Exercise aim: Output all records below verbatim.

Records to use:
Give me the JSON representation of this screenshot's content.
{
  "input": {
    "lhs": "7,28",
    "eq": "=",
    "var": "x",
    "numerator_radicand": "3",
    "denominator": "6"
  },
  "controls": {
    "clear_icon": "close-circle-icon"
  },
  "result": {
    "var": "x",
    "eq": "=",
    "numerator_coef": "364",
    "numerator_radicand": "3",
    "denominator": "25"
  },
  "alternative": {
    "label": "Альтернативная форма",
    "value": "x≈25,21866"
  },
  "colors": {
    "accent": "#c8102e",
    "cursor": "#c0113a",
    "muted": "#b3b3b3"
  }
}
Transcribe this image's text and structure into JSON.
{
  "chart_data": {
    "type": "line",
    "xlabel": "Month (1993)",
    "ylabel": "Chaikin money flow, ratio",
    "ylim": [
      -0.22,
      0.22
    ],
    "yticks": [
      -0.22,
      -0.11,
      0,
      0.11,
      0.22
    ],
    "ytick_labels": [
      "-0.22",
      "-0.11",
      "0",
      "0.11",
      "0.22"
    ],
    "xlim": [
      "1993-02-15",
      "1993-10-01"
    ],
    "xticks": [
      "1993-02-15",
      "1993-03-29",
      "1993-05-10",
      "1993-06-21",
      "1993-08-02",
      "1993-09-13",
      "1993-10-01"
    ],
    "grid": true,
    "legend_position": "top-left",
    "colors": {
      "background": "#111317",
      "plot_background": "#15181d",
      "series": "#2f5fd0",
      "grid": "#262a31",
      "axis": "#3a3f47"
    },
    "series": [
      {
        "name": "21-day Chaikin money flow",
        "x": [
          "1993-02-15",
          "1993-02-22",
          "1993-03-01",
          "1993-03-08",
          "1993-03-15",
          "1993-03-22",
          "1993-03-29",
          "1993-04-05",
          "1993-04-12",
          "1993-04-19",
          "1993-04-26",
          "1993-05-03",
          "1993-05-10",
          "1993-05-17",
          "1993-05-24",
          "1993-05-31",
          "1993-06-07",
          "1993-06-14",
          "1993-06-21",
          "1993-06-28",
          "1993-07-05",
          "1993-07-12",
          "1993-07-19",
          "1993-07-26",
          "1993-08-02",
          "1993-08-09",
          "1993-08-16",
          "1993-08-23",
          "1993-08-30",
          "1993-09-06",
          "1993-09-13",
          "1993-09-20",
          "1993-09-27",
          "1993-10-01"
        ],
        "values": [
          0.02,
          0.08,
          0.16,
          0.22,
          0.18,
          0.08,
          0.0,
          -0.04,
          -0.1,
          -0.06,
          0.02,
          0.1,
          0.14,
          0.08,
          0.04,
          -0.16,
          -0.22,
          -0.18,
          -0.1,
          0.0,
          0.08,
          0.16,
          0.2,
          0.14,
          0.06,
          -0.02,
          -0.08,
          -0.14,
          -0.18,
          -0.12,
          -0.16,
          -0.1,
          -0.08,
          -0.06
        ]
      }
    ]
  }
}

Response below:
Give me the JSON representation of this screenshot's content.
{
  "input": {
    "lhs": "7,28",
    "eq": "=",
    "var": "x",
    "numerator_radicand": "3",
    "denominator": "6"
  },
  "controls": {
    "clear_icon": "close-circle-icon"
  },
  "result": {
    "var": "x",
    "eq": "=",
    "numerator_coef": "364",
    "numerator_radicand": "3",
    "denominator": "25"
  },
  "alternative": {
    "label": "Альтернативная форма",
    "value": "x≈25,21866"
  },
  "colors": {
    "accent": "#c8102e",
    "cursor": "#c0113a",
    "muted": "#b3b3b3"
  }
}
Transcribe this image's text and structure into JSON.
{
  "chart_data": {
    "type": "line",
    "xlabel": "Month (1993)",
    "ylabel": "Chaikin money flow, ratio",
    "ylim": [
      -0.22,
      0.22
    ],
    "yticks": [
      -0.22,
      -0.11,
      0,
      0.11,
      0.22
    ],
    "ytick_labels": [
      "-0.22",
      "-0.11",
      "0",
      "0.11",
      "0.22"
    ],
    "xlim": [
      "1993-02-15",
      "1993-10-01"
    ],
    "xticks": [
      "1993-02-15",
      "1993-03-29",
      "1993-05-10",
      "1993-06-21",
      "1993-08-02",
      "1993-09-13",
      "1993-10-01"
    ],
    "grid": true,
    "legend_position": "top-left",
    "colors": {
      "background": "#111317",
      "plot_background": "#15181d",
      "series": "#2f5fd0",
      "grid": "#262a31",
      "axis": "#3a3f47"
    },
    "series": [
      {
        "name": "21-day Chaikin money flow",
        "x": [
          "1993-02-15",
          "1993-02-22",
          "1993-03-01",
          "1993-03-08",
          "1993-03-15",
          "1993-03-22",
          "1993-03-29",
          "1993-04-05",
          "1993-04-12",
          "1993-04-19",
          "1993-04-26",
          "1993-05-03",
          "1993-05-10",
          "1993-05-17",
          "1993-05-24",
          "1993-05-31",
          "1993-06-07",
          "1993-06-14",
          "1993-06-21",
          "1993-06-28",
          "1993-07-05",
          "1993-07-12",
          "1993-07-19",
          "1993-07-26",
          "1993-08-02",
          "1993-08-09",
          "1993-08-16",
          "1993-08-23",
          "1993-08-30",
          "1993-09-06",
          "1993-09-13",
          "1993-09-20",
          "1993-09-27",
          "1993-10-01"
        ],
        "values": [
          0.02,
          0.08,
          0.16,
          0.22,
          0.18,
          0.08,
          0.0,
          -0.04,
          -0.1,
          -0.06,
          0.02,
          0.1,
          0.14,
          0.08,
          0.04,
          -0.16,
          -0.22,
          -0.18,
          -0.1,
          0.0,
          0.08,
          0.16,
          0.2,
          0.14,
          0.06,
          -0.02,
          -0.08,
          -0.14,
          -0.18,
          -0.12,
          -0.16,
          -0.1,
          -0.08,
          -0.06
        ]
      }
    ]
  }
}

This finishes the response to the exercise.